## Dataset rows describing interfaces
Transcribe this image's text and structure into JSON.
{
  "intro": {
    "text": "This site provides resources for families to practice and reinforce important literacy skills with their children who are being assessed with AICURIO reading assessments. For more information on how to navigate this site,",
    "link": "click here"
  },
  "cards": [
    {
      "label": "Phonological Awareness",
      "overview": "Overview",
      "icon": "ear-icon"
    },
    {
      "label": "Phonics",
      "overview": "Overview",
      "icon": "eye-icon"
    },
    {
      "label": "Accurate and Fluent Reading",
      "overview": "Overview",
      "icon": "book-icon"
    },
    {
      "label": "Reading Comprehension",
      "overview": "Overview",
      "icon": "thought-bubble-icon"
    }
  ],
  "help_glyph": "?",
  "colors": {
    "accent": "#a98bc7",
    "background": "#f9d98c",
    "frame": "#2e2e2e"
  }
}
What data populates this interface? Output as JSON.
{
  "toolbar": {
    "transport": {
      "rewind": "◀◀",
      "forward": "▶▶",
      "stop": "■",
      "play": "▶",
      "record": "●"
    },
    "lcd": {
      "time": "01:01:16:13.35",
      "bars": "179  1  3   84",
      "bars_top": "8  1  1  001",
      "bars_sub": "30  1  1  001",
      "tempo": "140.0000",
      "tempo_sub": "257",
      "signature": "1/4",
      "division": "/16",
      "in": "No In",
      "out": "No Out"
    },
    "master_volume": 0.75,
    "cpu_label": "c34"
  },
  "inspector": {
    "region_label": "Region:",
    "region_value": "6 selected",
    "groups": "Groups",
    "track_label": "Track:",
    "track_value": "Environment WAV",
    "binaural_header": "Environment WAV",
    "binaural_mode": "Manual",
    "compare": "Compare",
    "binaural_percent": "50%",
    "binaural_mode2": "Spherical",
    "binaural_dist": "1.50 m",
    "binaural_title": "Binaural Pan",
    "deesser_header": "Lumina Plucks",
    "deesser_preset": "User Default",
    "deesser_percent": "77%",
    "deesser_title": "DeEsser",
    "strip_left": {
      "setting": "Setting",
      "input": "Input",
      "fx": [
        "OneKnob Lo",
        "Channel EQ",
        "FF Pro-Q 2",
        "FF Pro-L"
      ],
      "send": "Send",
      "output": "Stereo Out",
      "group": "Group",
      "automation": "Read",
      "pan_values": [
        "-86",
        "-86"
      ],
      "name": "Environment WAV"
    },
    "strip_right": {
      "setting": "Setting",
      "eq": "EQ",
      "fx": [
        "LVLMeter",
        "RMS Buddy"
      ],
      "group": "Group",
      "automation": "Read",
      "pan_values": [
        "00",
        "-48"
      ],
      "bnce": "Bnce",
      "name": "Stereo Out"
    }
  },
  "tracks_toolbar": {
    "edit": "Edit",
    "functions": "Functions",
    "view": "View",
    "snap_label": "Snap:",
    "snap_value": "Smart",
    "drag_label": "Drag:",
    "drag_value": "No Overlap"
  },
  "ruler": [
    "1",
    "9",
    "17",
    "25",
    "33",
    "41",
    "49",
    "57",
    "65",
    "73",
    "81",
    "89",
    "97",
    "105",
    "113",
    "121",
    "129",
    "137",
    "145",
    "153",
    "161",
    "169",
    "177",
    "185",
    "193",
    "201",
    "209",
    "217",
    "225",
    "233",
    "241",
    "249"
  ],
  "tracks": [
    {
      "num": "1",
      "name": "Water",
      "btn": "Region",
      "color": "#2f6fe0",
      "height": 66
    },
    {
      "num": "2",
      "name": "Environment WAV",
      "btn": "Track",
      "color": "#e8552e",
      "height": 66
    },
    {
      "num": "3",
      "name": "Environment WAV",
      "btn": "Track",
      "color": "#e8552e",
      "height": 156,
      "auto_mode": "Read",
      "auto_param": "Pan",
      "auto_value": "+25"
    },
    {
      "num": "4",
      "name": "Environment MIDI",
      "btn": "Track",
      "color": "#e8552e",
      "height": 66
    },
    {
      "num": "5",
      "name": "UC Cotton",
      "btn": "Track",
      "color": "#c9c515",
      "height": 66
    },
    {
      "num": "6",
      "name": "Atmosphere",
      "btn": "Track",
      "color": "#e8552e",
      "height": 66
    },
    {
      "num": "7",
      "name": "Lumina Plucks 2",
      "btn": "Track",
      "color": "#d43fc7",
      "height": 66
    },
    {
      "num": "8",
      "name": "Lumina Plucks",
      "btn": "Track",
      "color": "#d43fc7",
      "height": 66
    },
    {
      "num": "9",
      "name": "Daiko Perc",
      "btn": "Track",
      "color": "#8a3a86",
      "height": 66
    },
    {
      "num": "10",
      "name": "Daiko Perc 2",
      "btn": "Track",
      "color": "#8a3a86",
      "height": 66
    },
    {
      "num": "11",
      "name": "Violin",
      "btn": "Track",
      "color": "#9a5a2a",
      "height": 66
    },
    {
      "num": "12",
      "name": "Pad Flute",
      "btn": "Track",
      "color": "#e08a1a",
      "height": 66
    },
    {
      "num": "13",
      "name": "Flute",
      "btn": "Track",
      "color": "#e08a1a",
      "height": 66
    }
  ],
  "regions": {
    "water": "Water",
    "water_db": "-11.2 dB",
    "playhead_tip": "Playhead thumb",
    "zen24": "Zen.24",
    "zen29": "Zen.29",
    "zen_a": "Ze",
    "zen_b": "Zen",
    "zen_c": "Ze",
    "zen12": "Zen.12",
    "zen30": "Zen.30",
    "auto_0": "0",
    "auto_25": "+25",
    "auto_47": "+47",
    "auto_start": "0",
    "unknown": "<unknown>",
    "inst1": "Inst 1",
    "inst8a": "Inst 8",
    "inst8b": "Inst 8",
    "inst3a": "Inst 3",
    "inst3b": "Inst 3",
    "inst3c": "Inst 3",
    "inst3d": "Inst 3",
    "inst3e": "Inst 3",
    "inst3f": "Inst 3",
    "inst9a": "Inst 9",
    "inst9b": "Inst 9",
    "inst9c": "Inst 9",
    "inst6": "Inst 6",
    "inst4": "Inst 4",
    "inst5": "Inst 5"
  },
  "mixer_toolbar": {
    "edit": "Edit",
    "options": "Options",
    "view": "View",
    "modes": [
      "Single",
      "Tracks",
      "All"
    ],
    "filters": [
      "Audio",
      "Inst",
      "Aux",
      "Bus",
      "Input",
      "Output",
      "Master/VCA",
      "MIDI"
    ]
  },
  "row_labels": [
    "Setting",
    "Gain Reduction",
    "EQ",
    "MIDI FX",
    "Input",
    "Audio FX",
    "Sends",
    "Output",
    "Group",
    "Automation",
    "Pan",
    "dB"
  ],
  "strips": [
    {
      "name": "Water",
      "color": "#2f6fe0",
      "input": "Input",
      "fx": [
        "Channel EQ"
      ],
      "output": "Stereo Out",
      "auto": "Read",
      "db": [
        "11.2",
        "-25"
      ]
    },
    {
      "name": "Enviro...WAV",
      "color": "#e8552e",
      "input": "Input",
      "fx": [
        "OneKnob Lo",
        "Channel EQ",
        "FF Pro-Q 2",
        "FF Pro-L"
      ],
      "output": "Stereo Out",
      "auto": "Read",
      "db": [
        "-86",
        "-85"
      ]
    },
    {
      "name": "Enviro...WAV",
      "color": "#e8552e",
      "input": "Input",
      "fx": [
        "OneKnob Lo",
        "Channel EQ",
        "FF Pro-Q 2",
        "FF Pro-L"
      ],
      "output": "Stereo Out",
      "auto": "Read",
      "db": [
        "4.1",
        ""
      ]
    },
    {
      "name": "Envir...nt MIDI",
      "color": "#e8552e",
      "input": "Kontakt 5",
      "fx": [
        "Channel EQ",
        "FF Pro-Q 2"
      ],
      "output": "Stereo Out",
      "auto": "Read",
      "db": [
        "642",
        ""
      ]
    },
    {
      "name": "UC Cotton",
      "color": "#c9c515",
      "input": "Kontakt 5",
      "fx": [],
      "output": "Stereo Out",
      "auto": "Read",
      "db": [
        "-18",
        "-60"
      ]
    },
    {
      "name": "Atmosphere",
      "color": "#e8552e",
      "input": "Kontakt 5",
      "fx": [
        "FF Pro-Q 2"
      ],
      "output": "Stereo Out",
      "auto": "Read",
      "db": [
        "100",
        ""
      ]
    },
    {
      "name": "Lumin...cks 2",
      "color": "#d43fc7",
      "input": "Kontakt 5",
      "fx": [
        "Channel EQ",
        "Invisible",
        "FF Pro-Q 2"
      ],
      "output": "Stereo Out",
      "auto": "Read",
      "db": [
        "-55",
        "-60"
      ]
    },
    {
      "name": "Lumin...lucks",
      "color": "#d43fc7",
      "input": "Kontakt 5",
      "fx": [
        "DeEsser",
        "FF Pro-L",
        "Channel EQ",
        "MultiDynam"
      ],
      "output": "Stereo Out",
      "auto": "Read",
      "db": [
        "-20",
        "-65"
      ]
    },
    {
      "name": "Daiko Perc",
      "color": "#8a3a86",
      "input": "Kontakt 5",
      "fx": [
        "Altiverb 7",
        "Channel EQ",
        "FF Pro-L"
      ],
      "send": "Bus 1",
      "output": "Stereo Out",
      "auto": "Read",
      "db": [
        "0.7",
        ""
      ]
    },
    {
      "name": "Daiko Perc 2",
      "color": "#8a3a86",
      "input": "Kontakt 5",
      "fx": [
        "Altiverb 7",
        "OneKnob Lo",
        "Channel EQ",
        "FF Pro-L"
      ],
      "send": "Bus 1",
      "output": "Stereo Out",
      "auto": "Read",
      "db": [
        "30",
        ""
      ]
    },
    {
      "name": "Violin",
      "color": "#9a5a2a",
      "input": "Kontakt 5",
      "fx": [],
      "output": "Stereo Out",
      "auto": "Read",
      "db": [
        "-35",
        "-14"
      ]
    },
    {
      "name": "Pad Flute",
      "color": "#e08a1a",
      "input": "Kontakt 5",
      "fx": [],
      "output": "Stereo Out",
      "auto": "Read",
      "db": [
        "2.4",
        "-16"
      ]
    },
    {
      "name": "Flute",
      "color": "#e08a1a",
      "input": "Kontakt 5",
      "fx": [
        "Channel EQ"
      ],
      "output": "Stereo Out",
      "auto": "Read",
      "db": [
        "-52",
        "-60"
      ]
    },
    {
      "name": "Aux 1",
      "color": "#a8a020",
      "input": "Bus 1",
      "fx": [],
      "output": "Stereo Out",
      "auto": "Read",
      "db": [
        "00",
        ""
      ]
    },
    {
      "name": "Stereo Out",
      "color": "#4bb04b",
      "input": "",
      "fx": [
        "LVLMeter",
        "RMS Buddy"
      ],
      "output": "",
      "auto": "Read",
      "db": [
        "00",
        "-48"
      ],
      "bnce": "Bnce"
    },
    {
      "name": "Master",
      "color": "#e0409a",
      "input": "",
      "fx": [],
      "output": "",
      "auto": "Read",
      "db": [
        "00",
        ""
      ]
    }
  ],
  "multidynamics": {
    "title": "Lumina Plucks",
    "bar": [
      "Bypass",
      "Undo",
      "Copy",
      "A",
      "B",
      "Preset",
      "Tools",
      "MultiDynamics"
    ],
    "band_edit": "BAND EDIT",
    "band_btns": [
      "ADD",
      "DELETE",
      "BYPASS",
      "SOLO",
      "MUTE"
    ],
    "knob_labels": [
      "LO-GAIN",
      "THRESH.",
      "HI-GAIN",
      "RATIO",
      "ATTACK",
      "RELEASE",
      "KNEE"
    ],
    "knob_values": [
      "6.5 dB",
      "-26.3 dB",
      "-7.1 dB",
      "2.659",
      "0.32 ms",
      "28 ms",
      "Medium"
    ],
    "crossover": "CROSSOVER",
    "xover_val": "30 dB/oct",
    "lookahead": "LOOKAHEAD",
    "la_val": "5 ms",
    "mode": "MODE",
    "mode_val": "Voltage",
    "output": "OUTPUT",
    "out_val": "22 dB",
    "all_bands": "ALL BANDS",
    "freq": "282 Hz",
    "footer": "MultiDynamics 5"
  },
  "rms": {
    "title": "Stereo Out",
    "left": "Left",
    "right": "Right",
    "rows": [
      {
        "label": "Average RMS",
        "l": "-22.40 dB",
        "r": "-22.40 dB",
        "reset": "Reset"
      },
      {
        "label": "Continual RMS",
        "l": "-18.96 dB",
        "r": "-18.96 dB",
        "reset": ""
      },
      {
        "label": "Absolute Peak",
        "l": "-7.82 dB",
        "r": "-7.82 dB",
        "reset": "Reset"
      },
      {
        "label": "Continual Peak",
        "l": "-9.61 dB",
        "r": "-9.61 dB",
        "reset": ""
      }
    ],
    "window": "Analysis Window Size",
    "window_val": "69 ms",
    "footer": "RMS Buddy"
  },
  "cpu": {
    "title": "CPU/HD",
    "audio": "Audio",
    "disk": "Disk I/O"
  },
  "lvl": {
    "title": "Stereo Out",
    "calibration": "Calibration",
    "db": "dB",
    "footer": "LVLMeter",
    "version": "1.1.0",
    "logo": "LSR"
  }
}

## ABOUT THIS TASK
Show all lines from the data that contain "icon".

## EXERCISE RESULT
      "icon": "ear-icon"
      "icon": "eye-icon"
      "icon": "book-icon"
      "icon": "thought-bubble-icon"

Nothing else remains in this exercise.